* [What to produce] Nothing but the images is to be left out of your exact copy of the entries.

________

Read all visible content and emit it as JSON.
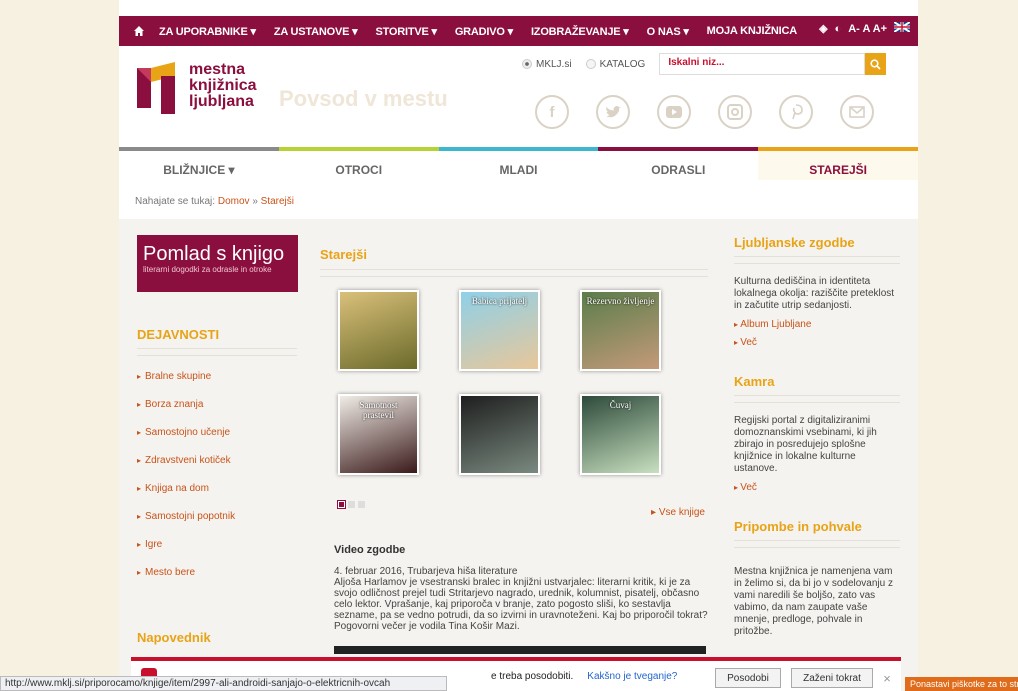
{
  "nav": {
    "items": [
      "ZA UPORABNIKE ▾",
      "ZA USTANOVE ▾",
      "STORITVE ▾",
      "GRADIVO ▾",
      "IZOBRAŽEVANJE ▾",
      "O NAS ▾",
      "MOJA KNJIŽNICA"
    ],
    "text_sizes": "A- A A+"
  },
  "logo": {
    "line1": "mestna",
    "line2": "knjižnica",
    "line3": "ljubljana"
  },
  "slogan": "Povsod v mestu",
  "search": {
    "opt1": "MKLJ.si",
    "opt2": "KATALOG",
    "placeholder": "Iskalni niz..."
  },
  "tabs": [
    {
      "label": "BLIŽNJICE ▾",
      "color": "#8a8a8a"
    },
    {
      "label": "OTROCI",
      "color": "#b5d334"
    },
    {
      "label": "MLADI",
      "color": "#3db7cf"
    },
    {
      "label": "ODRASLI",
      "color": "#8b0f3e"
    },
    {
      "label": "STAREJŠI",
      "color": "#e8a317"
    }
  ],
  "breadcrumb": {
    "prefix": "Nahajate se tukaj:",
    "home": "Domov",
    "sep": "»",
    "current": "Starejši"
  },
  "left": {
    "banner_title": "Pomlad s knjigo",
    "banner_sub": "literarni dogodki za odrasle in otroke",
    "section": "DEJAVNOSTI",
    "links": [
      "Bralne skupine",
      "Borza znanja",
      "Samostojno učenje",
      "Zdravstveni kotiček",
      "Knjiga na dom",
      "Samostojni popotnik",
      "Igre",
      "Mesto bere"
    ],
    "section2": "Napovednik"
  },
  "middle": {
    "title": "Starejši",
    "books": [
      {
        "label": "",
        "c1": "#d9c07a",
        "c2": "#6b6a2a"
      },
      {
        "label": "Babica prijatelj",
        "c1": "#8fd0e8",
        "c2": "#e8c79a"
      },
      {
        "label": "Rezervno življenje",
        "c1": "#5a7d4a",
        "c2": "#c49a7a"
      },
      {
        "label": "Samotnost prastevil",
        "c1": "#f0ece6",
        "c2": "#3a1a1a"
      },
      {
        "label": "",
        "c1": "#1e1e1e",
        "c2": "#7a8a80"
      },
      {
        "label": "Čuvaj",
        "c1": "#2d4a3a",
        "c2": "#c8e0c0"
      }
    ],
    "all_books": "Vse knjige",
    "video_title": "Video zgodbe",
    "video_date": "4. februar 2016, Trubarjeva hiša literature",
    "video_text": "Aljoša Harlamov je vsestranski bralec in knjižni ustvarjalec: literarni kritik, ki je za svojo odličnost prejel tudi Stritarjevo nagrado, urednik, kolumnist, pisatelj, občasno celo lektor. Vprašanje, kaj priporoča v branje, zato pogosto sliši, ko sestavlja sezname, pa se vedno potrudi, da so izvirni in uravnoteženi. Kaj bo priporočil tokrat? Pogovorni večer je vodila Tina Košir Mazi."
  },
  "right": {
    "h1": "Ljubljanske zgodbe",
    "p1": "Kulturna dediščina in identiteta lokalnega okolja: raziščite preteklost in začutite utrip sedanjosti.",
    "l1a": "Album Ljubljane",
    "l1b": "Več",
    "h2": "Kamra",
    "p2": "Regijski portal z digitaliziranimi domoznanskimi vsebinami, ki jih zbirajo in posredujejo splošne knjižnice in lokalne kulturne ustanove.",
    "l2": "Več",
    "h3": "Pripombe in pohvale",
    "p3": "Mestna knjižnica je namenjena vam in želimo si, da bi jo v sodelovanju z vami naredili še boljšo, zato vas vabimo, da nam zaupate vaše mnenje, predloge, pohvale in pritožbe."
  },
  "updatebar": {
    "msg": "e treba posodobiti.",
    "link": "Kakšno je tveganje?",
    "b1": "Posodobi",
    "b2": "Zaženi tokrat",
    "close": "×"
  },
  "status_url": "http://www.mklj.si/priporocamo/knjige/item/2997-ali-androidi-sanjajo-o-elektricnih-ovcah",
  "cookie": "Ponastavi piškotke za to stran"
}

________

* [Response to the exercise]
Read all visible content and emit it as JSON.
{
  "nav": {
    "items": [
      "ZA UPORABNIKE ▾",
      "ZA USTANOVE ▾",
      "STORITVE ▾",
      "GRADIVO ▾",
      "IZOBRAŽEVANJE ▾",
      "O NAS ▾",
      "MOJA KNJIŽNICA"
    ],
    "text_sizes": "A- A A+"
  },
  "logo": {
    "line1": "mestna",
    "line2": "knjižnica",
    "line3": "ljubljana"
  },
  "slogan": "Povsod v mestu",
  "search": {
    "opt1": "MKLJ.si",
    "opt2": "KATALOG",
    "placeholder": "Iskalni niz..."
  },
  "tabs": [
    {
      "label": "BLIŽNJICE ▾",
      "color": "#8a8a8a"
    },
    {
      "label": "OTROCI",
      "color": "#b5d334"
    },
    {
      "label": "MLADI",
      "color": "#3db7cf"
    },
    {
      "label": "ODRASLI",
      "color": "#8b0f3e"
    },
    {
      "label": "STAREJŠI",
      "color": "#e8a317"
    }
  ],
  "breadcrumb": {
    "prefix": "Nahajate se tukaj:",
    "home": "Domov",
    "sep": "»",
    "current": "Starejši"
  },
  "left": {
    "banner_title": "Pomlad s knjigo",
    "banner_sub": "literarni dogodki za odrasle in otroke",
    "section": "DEJAVNOSTI",
    "links": [
      "Bralne skupine",
      "Borza znanja",
      "Samostojno učenje",
      "Zdravstveni kotiček",
      "Knjiga na dom",
      "Samostojni popotnik",
      "Igre",
      "Mesto bere"
    ],
    "section2": "Napovednik"
  },
  "middle": {
    "title": "Starejši",
    "books": [
      {
        "label": "",
        "c1": "#d9c07a",
        "c2": "#6b6a2a"
      },
      {
        "label": "Babica prijatelj",
        "c1": "#8fd0e8",
        "c2": "#e8c79a"
      },
      {
        "label": "Rezervno življenje",
        "c1": "#5a7d4a",
        "c2": "#c49a7a"
      },
      {
        "label": "Samotnost prastevil",
        "c1": "#f0ece6",
        "c2": "#3a1a1a"
      },
      {
        "label": "",
        "c1": "#1e1e1e",
        "c2": "#7a8a80"
      },
      {
        "label": "Čuvaj",
        "c1": "#2d4a3a",
        "c2": "#c8e0c0"
      }
    ],
    "all_books": "Vse knjige",
    "video_title": "Video zgodbe",
    "video_date": "4. februar 2016, Trubarjeva hiša literature",
    "video_text": "Aljoša Harlamov je vsestranski bralec in knjižni ustvarjalec: literarni kritik, ki je za svojo odličnost prejel tudi Stritarjevo nagrado, urednik, kolumnist, pisatelj, občasno celo lektor. Vprašanje, kaj priporoča v branje, zato pogosto sliši, ko sestavlja sezname, pa se vedno potrudi, da so izvirni in uravnoteženi. Kaj bo priporočil tokrat? Pogovorni večer je vodila Tina Košir Mazi."
  },
  "right": {
    "h1": "Ljubljanske zgodbe",
    "p1": "Kulturna dediščina in identiteta lokalnega okolja: raziščite preteklost in začutite utrip sedanjosti.",
    "l1a": "Album Ljubljane",
    "l1b": "Več",
    "h2": "Kamra",
    "p2": "Regijski portal z digitaliziranimi domoznanskimi vsebinami, ki jih zbirajo in posredujejo splošne knjižnice in lokalne kulturne ustanove.",
    "l2": "Več",
    "h3": "Pripombe in pohvale",
    "p3": "Mestna knjižnica je namenjena vam in želimo si, da bi jo v sodelovanju z vami naredili še boljšo, zato vas vabimo, da nam zaupate vaše mnenje, predloge, pohvale in pritožbe."
  },
  "updatebar": {
    "msg": "e treba posodobiti.",
    "link": "Kakšno je tveganje?",
    "b1": "Posodobi",
    "b2": "Zaženi tokrat",
    "close": "×"
  },
  "status_url": "http://www.mklj.si/priporocamo/knjige/item/2997-ali-androidi-sanjajo-o-elektricnih-ovcah",
  "cookie": "Ponastavi piškotke za to stran"
}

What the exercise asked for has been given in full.